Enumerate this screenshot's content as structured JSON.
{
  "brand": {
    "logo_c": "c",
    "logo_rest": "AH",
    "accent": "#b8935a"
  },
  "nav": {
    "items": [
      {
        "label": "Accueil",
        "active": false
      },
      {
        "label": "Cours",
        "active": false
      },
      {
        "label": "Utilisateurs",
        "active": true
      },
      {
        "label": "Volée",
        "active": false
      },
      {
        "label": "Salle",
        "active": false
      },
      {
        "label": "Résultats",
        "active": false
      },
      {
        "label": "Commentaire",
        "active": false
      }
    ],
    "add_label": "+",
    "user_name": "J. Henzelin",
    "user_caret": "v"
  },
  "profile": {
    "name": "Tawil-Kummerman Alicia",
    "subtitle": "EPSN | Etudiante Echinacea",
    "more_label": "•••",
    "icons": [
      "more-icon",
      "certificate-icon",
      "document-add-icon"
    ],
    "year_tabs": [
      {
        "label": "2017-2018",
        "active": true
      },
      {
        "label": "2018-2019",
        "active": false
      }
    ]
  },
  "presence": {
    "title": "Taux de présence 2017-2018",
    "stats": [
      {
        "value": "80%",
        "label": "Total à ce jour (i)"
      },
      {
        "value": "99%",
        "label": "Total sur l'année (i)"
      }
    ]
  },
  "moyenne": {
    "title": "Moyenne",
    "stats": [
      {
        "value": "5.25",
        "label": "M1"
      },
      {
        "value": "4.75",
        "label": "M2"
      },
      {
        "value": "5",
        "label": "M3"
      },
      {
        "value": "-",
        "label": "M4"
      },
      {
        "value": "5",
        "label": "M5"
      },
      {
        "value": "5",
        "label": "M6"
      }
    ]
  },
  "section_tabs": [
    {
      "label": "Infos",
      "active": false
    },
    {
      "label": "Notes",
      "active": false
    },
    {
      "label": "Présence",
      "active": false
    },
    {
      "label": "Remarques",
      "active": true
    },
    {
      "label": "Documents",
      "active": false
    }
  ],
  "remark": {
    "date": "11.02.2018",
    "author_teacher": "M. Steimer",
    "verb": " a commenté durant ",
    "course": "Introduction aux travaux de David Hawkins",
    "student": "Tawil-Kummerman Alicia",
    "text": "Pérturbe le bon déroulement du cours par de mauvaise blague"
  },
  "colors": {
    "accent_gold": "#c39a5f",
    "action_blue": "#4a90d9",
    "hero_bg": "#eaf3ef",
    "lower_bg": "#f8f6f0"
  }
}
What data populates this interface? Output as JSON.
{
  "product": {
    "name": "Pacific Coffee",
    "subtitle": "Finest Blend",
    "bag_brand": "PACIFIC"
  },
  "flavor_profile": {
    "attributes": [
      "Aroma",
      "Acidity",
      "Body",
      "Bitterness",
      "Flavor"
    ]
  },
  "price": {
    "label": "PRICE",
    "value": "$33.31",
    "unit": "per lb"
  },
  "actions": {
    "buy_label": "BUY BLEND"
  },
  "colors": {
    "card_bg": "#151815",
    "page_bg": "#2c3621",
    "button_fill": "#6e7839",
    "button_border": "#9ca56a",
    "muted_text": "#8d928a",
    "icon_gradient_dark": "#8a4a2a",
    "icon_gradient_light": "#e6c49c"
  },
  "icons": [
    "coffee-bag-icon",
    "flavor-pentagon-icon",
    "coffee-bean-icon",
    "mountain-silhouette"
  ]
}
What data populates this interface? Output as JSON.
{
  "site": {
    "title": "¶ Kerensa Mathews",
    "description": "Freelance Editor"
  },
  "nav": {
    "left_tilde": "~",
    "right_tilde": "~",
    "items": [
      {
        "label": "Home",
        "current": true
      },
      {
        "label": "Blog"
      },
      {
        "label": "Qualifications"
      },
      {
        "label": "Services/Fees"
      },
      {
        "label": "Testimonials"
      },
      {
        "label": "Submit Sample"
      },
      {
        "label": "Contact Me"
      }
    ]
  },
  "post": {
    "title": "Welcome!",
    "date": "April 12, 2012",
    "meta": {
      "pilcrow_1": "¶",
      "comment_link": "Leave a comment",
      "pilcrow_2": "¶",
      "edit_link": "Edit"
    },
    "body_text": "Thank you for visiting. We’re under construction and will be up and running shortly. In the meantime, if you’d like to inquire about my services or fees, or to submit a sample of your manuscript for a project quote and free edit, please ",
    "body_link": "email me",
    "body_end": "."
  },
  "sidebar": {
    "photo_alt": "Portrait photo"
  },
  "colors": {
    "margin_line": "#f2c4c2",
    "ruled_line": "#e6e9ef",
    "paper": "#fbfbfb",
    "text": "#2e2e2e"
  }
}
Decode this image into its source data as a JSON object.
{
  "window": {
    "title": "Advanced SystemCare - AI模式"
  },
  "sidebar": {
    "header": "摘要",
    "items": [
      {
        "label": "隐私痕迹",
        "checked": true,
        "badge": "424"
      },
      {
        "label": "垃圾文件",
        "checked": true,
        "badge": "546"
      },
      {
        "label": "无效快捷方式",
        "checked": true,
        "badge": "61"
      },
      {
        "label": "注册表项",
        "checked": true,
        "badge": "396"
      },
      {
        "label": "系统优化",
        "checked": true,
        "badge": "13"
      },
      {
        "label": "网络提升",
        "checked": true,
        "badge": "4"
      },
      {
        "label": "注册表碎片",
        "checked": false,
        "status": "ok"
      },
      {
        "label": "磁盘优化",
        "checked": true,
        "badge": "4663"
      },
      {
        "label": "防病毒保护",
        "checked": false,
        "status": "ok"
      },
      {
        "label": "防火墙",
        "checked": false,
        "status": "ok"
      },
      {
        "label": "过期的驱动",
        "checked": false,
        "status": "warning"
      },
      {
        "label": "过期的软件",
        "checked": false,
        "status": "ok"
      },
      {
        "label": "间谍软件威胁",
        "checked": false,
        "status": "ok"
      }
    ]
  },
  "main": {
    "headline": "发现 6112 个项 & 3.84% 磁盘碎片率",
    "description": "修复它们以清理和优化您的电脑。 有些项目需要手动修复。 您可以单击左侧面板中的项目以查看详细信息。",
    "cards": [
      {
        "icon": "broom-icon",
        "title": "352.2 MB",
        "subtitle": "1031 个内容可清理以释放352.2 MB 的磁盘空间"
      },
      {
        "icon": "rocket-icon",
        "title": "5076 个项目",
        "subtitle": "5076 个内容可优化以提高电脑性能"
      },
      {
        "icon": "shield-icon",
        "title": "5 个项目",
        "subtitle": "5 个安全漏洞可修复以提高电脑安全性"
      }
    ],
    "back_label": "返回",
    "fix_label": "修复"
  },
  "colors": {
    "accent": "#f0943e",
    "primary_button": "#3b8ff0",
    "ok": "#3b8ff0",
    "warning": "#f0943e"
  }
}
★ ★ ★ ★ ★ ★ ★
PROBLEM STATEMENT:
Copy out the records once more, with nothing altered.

FINISHED EXERCISE:
Enumerate this screenshot's content as structured JSON.
{
  "brand": {
    "logo_c": "c",
    "logo_rest": "AH",
    "accent": "#b8935a"
  },
  "nav": {
    "items": [
      {
        "label": "Accueil",
        "active": false
      },
      {
        "label": "Cours",
        "active": false
      },
      {
        "label": "Utilisateurs",
        "active": true
      },
      {
        "label": "Volée",
        "active": false
      },
      {
        "label": "Salle",
        "active": false
      },
      {
        "label": "Résultats",
        "active": false
      },
      {
        "label": "Commentaire",
        "active": false
      }
    ],
    "add_label": "+",
    "user_name": "J. Henzelin",
    "user_caret": "v"
  },
  "profile": {
    "name": "Tawil-Kummerman Alicia",
    "subtitle": "EPSN | Etudiante Echinacea",
    "more_label": "•••",
    "icons": [
      "more-icon",
      "certificate-icon",
      "document-add-icon"
    ],
    "year_tabs": [
      {
        "label": "2017-2018",
        "active": true
      },
      {
        "label": "2018-2019",
        "active": false
      }
    ]
  },
  "presence": {
    "title": "Taux de présence 2017-2018",
    "stats": [
      {
        "value": "80%",
        "label": "Total à ce jour (i)"
      },
      {
        "value": "99%",
        "label": "Total sur l'année (i)"
      }
    ]
  },
  "moyenne": {
    "title": "Moyenne",
    "stats": [
      {
        "value": "5.25",
        "label": "M1"
      },
      {
        "value": "4.75",
        "label": "M2"
      },
      {
        "value": "5",
        "label": "M3"
      },
      {
        "value": "-",
        "label": "M4"
      },
      {
        "value": "5",
        "label": "M5"
      },
      {
        "value": "5",
        "label": "M6"
      }
    ]
  },
  "section_tabs": [
    {
      "label": "Infos",
      "active": false
    },
    {
      "label": "Notes",
      "active": false
    },
    {
      "label": "Présence",
      "active": false
    },
    {
      "label": "Remarques",
      "active": true
    },
    {
      "label": "Documents",
      "active": false
    }
  ],
  "remark": {
    "date": "11.02.2018",
    "author_teacher": "M. Steimer",
    "verb": " a commenté durant ",
    "course": "Introduction aux travaux de David Hawkins",
    "student": "Tawil-Kummerman Alicia",
    "text": "Pérturbe le bon déroulement du cours par de mauvaise blague"
  },
  "colors": {
    "accent_gold": "#c39a5f",
    "action_blue": "#4a90d9",
    "hero_bg": "#eaf3ef",
    "lower_bg": "#f8f6f0"
  }
}
What data populates this interface? Output as JSON.
{
  "product": {
    "name": "Pacific Coffee",
    "subtitle": "Finest Blend",
    "bag_brand": "PACIFIC"
  },
  "flavor_profile": {
    "attributes": [
      "Aroma",
      "Acidity",
      "Body",
      "Bitterness",
      "Flavor"
    ]
  },
  "price": {
    "label": "PRICE",
    "value": "$33.31",
    "unit": "per lb"
  },
  "actions": {
    "buy_label": "BUY BLEND"
  },
  "colors": {
    "card_bg": "#151815",
    "page_bg": "#2c3621",
    "button_fill": "#6e7839",
    "button_border": "#9ca56a",
    "muted_text": "#8d928a",
    "icon_gradient_dark": "#8a4a2a",
    "icon_gradient_light": "#e6c49c"
  },
  "icons": [
    "coffee-bag-icon",
    "flavor-pentagon-icon",
    "coffee-bean-icon",
    "mountain-silhouette"
  ]
}
What data populates this interface? Output as JSON.
{
  "site": {
    "title": "¶ Kerensa Mathews",
    "description": "Freelance Editor"
  },
  "nav": {
    "left_tilde": "~",
    "right_tilde": "~",
    "items": [
      {
        "label": "Home",
        "current": true
      },
      {
        "label": "Blog"
      },
      {
        "label": "Qualifications"
      },
      {
        "label": "Services/Fees"
      },
      {
        "label": "Testimonials"
      },
      {
        "label": "Submit Sample"
      },
      {
        "label": "Contact Me"
      }
    ]
  },
  "post": {
    "title": "Welcome!",
    "date": "April 12, 2012",
    "meta": {
      "pilcrow_1": "¶",
      "comment_link": "Leave a comment",
      "pilcrow_2": "¶",
      "edit_link": "Edit"
    },
    "body_text": "Thank you for visiting. We’re under construction and will be up and running shortly. In the meantime, if you’d like to inquire about my services or fees, or to submit a sample of your manuscript for a project quote and free edit, please ",
    "body_link": "email me",
    "body_end": "."
  },
  "sidebar": {
    "photo_alt": "Portrait photo"
  },
  "colors": {
    "margin_line": "#f2c4c2",
    "ruled_line": "#e6e9ef",
    "paper": "#fbfbfb",
    "text": "#2e2e2e"
  }
}
Decode this image into its source data as a JSON object.
{
  "window": {
    "title": "Advanced SystemCare - AI模式"
  },
  "sidebar": {
    "header": "摘要",
    "items": [
      {
        "label": "隐私痕迹",
        "checked": true,
        "badge": "424"
      },
      {
        "label": "垃圾文件",
        "checked": true,
        "badge": "546"
      },
      {
        "label": "无效快捷方式",
        "checked": true,
        "badge": "61"
      },
      {
        "label": "注册表项",
        "checked": true,
        "badge": "396"
      },
      {
        "label": "系统优化",
        "checked": true,
        "badge": "13"
      },
      {
        "label": "网络提升",
        "checked": true,
        "badge": "4"
      },
      {
        "label": "注册表碎片",
        "checked": false,
        "status": "ok"
      },
      {
        "label": "磁盘优化",
        "checked": true,
        "badge": "4663"
      },
      {
        "label": "防病毒保护",
        "checked": false,
        "status": "ok"
      },
      {
        "label": "防火墙",
        "checked": false,
        "status": "ok"
      },
      {
        "label": "过期的驱动",
        "checked": false,
        "status": "warning"
      },
      {
        "label": "过期的软件",
        "checked": false,
        "status": "ok"
      },
      {
        "label": "间谍软件威胁",
        "checked": false,
        "status": "ok"
      }
    ]
  },
  "main": {
    "headline": "发现 6112 个项 & 3.84% 磁盘碎片率",
    "description": "修复它们以清理和优化您的电脑。 有些项目需要手动修复。 您可以单击左侧面板中的项目以查看详细信息。",
    "cards": [
      {
        "icon": "broom-icon",
        "title": "352.2 MB",
        "subtitle": "1031 个内容可清理以释放352.2 MB 的磁盘空间"
      },
      {
        "icon": "rocket-icon",
        "title": "5076 个项目",
        "subtitle": "5076 个内容可优化以提高电脑性能"
      },
      {
        "icon": "shield-icon",
        "title": "5 个项目",
        "subtitle": "5 个安全漏洞可修复以提高电脑安全性"
      }
    ],
    "back_label": "返回",
    "fix_label": "修复"
  },
  "colors": {
    "accent": "#f0943e",
    "primary_button": "#3b8ff0",
    "ok": "#3b8ff0",
    "warning": "#f0943e"
  }
}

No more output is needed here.